A derecho is defined as a linear thunderstorm complex that produces widespread damaging winds. The swath of damaging winds can be more than 100 miles wide and hundreds of miles long. Derechoes are typically in the shape of a bow, but not all "bow echoes" are derechoes.

Such a system formed near Columbia, MO this morning, and progressed ESE across the Saint Louis area (they got hit...again) and is currently aligned parallel to the Ohio River from Evansville, IN to the southern tip of Illinois.


Figure 1. Composite reflectivity from the Evansville, IN radar showing the location of the derecho at 330 pm EDT 07/21/06.

The Doppler radar depicts low level winds in excess of 50 knots (58 mph) just south of the radar site. These are the brightest red colors in the image.


Figure 2. Corresponding velocity image from the NWS radar in Evansville, IN.

The Storm Prediction Center has issued a severe thunderstorm watch for SE MO, southern IL, southern IN, and western KY valid until 800 pm CDT (900 pm EDT). They have labeled this a "particularly dangerous situation" - which is a term usually reserved for major tornado outbreaks. An isolated tornado is possible with this derecho, but the major threat is widespread damaging winds. Look out western Kentucky!

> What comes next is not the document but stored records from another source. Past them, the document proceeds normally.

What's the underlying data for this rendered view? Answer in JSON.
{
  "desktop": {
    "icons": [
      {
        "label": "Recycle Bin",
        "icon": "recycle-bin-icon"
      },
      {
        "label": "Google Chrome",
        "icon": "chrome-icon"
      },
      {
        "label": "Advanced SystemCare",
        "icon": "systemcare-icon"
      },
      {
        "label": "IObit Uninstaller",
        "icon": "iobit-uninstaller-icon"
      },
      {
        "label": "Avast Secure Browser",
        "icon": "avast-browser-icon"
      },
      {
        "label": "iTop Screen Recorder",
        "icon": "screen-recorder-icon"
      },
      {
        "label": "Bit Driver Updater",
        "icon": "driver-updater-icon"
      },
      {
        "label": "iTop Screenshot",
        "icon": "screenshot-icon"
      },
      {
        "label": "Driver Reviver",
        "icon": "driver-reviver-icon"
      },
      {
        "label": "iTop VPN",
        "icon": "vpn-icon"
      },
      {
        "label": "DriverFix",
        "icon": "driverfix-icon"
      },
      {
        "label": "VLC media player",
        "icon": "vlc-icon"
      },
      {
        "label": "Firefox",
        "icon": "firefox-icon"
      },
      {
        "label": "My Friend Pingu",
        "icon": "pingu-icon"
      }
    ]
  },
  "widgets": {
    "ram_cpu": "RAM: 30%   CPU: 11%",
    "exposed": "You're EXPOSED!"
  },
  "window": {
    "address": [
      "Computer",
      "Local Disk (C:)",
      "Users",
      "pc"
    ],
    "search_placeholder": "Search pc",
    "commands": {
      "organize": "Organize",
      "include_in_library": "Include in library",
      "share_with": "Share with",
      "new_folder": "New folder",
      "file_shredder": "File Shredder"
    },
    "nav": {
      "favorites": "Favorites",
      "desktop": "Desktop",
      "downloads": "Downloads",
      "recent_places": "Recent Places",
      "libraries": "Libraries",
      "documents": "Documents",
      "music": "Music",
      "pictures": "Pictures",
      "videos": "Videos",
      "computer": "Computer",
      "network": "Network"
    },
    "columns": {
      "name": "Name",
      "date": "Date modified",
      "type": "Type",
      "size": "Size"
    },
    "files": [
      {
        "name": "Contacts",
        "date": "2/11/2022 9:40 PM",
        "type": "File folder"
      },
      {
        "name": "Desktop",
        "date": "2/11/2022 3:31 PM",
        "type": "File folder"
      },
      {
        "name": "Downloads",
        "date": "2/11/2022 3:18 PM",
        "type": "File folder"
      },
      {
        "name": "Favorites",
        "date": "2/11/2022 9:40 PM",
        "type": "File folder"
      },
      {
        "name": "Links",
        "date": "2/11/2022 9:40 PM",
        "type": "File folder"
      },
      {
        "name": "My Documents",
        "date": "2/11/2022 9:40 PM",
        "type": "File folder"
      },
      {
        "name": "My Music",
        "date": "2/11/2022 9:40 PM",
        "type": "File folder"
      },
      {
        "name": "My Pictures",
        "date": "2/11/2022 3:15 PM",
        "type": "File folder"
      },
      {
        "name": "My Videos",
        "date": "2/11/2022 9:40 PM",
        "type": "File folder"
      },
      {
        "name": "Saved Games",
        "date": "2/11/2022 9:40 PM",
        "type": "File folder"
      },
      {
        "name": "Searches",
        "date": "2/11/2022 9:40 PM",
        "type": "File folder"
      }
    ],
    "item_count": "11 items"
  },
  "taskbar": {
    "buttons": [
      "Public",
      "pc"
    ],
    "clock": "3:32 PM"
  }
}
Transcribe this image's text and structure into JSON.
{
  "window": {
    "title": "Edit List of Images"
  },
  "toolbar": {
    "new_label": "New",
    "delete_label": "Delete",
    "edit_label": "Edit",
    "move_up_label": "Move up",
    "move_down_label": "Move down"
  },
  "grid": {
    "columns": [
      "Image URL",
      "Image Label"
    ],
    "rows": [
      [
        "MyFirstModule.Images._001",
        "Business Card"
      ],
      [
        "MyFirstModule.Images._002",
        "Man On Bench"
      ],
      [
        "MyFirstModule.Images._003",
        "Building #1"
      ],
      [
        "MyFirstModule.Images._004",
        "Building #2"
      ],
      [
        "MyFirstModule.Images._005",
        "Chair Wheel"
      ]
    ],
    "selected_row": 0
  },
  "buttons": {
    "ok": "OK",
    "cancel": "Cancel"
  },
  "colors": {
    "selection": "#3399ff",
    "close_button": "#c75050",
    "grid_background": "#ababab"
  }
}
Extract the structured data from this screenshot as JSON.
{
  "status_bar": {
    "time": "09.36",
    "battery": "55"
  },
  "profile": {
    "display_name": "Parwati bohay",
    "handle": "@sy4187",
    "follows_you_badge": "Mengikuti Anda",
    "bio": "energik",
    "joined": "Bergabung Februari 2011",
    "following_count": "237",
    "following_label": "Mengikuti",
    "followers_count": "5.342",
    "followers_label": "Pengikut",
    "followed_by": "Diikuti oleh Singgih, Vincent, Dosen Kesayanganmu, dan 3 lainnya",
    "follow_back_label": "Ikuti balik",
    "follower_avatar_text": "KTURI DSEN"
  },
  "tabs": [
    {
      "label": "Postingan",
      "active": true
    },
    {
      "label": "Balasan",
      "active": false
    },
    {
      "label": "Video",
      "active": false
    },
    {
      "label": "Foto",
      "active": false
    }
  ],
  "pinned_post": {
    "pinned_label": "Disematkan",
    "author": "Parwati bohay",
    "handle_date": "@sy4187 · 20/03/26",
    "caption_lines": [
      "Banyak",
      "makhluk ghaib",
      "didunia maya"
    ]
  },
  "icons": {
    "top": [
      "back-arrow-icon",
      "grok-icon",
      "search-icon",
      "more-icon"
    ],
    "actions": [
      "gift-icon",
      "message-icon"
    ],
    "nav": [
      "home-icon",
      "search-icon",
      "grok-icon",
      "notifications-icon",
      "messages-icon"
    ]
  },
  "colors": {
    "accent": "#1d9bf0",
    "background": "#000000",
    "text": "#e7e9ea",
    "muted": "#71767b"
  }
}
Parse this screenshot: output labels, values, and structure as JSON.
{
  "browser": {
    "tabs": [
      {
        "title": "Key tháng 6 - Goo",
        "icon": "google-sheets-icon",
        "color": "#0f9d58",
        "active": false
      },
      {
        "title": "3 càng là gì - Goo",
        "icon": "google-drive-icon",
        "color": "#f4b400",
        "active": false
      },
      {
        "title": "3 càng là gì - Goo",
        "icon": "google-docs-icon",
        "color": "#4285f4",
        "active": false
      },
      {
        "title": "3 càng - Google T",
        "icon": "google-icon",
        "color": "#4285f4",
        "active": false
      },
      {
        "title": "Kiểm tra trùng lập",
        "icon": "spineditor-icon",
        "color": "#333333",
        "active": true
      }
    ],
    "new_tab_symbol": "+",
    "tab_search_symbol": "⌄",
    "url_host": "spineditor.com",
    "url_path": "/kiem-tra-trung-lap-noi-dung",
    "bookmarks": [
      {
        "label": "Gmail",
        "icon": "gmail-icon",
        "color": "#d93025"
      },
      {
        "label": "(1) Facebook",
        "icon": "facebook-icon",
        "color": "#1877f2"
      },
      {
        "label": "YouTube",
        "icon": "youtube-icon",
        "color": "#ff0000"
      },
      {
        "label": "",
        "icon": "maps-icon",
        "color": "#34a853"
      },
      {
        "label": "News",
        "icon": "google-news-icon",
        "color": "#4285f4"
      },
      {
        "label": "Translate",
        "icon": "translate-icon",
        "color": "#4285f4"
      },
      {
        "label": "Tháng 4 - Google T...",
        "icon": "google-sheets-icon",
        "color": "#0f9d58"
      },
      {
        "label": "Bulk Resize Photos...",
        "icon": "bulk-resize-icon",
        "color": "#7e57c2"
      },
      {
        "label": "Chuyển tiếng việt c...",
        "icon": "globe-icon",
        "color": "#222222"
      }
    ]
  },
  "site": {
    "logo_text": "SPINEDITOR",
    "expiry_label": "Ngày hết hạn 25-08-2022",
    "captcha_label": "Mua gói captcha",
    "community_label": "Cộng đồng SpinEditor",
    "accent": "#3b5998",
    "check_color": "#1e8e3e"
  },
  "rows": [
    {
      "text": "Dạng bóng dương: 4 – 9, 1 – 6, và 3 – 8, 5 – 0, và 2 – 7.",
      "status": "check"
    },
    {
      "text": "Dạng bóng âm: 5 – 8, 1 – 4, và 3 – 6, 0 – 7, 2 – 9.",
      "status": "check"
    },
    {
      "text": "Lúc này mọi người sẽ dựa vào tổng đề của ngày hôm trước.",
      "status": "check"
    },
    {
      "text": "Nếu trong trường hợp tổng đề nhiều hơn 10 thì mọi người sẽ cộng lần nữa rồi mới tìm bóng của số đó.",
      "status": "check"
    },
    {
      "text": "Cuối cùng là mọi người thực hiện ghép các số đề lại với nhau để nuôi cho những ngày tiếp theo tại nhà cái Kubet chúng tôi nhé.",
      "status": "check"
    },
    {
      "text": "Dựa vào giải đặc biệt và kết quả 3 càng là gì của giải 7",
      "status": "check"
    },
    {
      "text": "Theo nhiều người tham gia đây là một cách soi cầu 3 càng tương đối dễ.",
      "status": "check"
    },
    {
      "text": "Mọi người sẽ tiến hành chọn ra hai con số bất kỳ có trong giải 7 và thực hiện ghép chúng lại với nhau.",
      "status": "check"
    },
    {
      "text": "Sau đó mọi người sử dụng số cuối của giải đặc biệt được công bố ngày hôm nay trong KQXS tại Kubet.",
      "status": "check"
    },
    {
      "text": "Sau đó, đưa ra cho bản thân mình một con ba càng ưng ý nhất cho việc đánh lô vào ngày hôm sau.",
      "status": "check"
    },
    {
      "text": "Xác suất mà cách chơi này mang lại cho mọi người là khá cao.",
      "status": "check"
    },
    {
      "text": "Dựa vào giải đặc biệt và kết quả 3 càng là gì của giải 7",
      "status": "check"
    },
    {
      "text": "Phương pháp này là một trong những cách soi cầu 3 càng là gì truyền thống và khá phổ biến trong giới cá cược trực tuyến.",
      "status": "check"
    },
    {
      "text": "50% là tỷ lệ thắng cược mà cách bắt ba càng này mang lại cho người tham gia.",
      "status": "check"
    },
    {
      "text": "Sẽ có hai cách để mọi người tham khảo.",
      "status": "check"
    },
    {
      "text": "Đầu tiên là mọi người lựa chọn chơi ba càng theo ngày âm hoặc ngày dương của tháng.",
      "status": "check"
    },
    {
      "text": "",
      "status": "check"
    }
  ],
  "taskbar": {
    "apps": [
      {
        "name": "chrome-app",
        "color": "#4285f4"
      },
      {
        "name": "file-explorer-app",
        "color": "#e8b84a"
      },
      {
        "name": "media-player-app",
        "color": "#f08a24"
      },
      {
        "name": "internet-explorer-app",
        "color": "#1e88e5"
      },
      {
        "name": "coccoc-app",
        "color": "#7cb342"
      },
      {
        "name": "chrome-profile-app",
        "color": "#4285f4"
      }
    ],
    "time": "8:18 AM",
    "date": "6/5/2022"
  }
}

Figure 3. Severe weather reports as of 330 pm EDT. A blue dot is a high wind report (58 mph or greater), a green dot is a large hail report (3/4" - dime size or larger), and a red triangle is a tornado report. It's not hard to see the path this system took.

Posted by Jeff Frame | Permalink